# TASK TO COMPLETE
Go through the records, and copy each line in which the string "label" is present.

Dataset rows for apps and sites

[Start of Attachment]

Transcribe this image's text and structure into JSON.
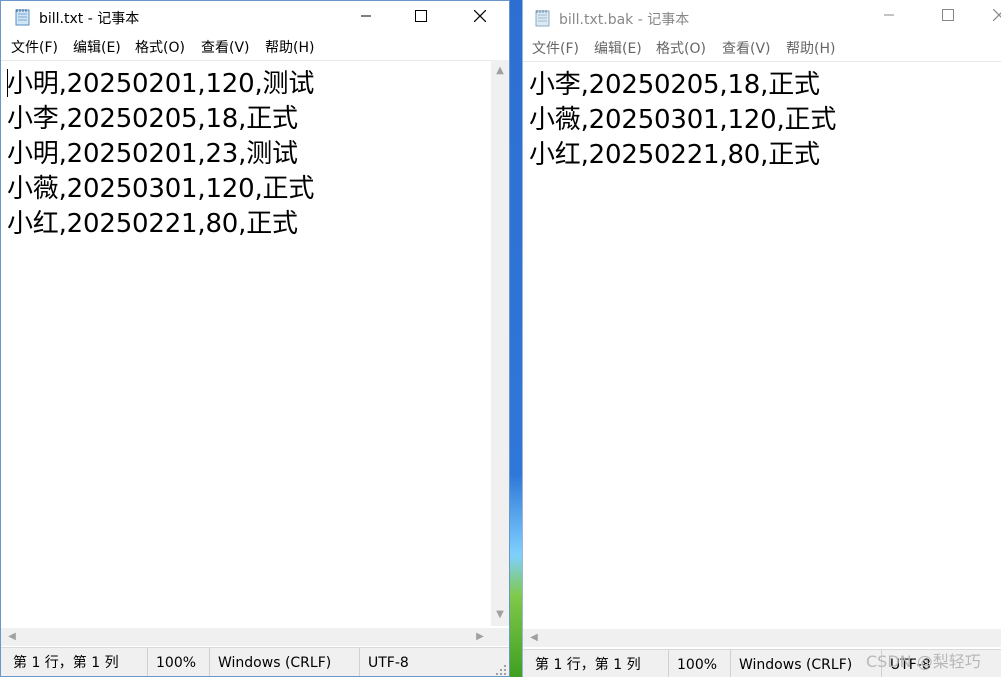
{
  "window1": {
    "title": "bill.txt - 记事本",
    "menu": [
      "文件(F)",
      "编辑(E)",
      "格式(O)",
      "查看(V)",
      "帮助(H)"
    ],
    "lines": [
      "小明,20250201,120,测试",
      "小李,20250205,18,正式",
      "小明,20250201,23,测试",
      "小薇,20250301,120,正式",
      "小红,20250221,80,正式"
    ],
    "status": {
      "position": "第 1 行，第 1 列",
      "zoom": "100%",
      "line_ending": "Windows (CRLF)",
      "encoding": "UTF-8"
    }
  },
  "window2": {
    "title": "bill.txt.bak - 记事本",
    "menu": [
      "文件(F)",
      "编辑(E)",
      "格式(O)",
      "查看(V)",
      "帮助(H)"
    ],
    "lines": [
      "小李,20250205,18,正式",
      "小薇,20250301,120,正式",
      "小红,20250221,80,正式"
    ],
    "status": {
      "position": "第 1 行，第 1 列",
      "zoom": "100%",
      "line_ending": "Windows (CRLF)",
      "encoding": "UTF-8"
    }
  },
  "watermark": "CSDN @梨轻巧",
  "icons": {
    "app": "notepad-icon",
    "minimize": "minimize-icon",
    "maximize": "maximize-icon",
    "close": "close-icon"
  },
  "colors": {
    "desktop_blue": "#2f77d8",
    "desktop_green": "#3f9f22",
    "window_border": "#6a96c8",
    "statusbar_bg": "#f0f0f0"
  }
}
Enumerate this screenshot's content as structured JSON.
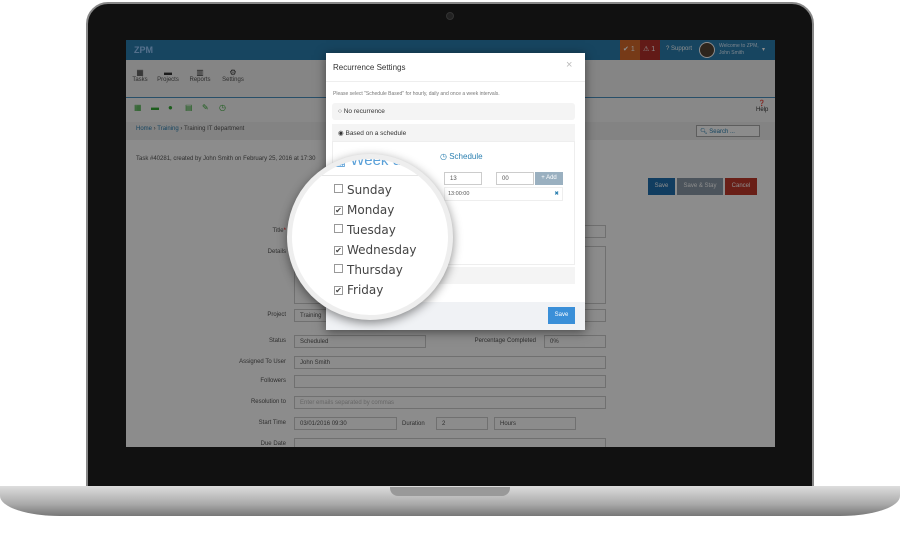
{
  "app": {
    "logo": "ZPM",
    "support": "Support",
    "welcome": "Welcome to ZPM,",
    "user": "John Smith",
    "badge1": "1",
    "badge2": "1"
  },
  "nav": [
    {
      "label": "Tasks",
      "icon": "calendar-icon"
    },
    {
      "label": "Projects",
      "icon": "folder-icon"
    },
    {
      "label": "Reports",
      "icon": "bar-chart-icon"
    },
    {
      "label": "Settings",
      "icon": "gear-icon"
    }
  ],
  "help": "Help",
  "breadcrumb": {
    "home": "Home",
    "training": "Training",
    "current": "Training IT department"
  },
  "search_placeholder": "Search ...",
  "task_info": "Task #40281, created by John Smith on February 25, 2016 at 17:30",
  "buttons": {
    "save": "Save",
    "save_stay": "Save & Stay",
    "cancel": "Cancel"
  },
  "form": {
    "title": "Title",
    "details": "Details",
    "project": "Project",
    "project_value": "Training",
    "status": "Status",
    "status_value": "Scheduled",
    "pct": "Percentage Completed",
    "pct_value": "0%",
    "assigned": "Assigned To User",
    "assigned_value": "John Smith",
    "followers": "Followers",
    "resolution": "Resolution to",
    "resolution_placeholder": "Enter emails separated by commas",
    "start": "Start Time",
    "start_value": "03/01/2016 09:30",
    "duration": "Duration",
    "duration_value": "2",
    "unit": "Hours",
    "due": "Due Date"
  },
  "modal": {
    "title": "Recurrence Settings",
    "hint": "Please select \"Schedule Based\" for hourly, daily and once a week intervals.",
    "opt_none": "No recurrence",
    "opt_schedule": "Based on a schedule",
    "weekdays": "Week days",
    "schedule": "Schedule",
    "hour": "13",
    "minute": "00",
    "add": "+ Add",
    "time_entry": "13:00:00",
    "save": "Save",
    "days": [
      {
        "label": "Sunday",
        "checked": false
      },
      {
        "label": "Monday",
        "checked": true
      },
      {
        "label": "Tuesday",
        "checked": false
      },
      {
        "label": "Wednesday",
        "checked": true
      },
      {
        "label": "Thursday",
        "checked": false
      },
      {
        "label": "Friday",
        "checked": true
      }
    ]
  }
}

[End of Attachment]

# RESPONSE
      "label": "Tasks",
      "label": "Projects",
      "label": "Reports",
      "label": "Settings",
        "label": "Sunday",
        "label": "Monday",
        "label": "Tuesday",
        "label": "Wednesday",
        "label": "Thursday",
        "label": "Friday",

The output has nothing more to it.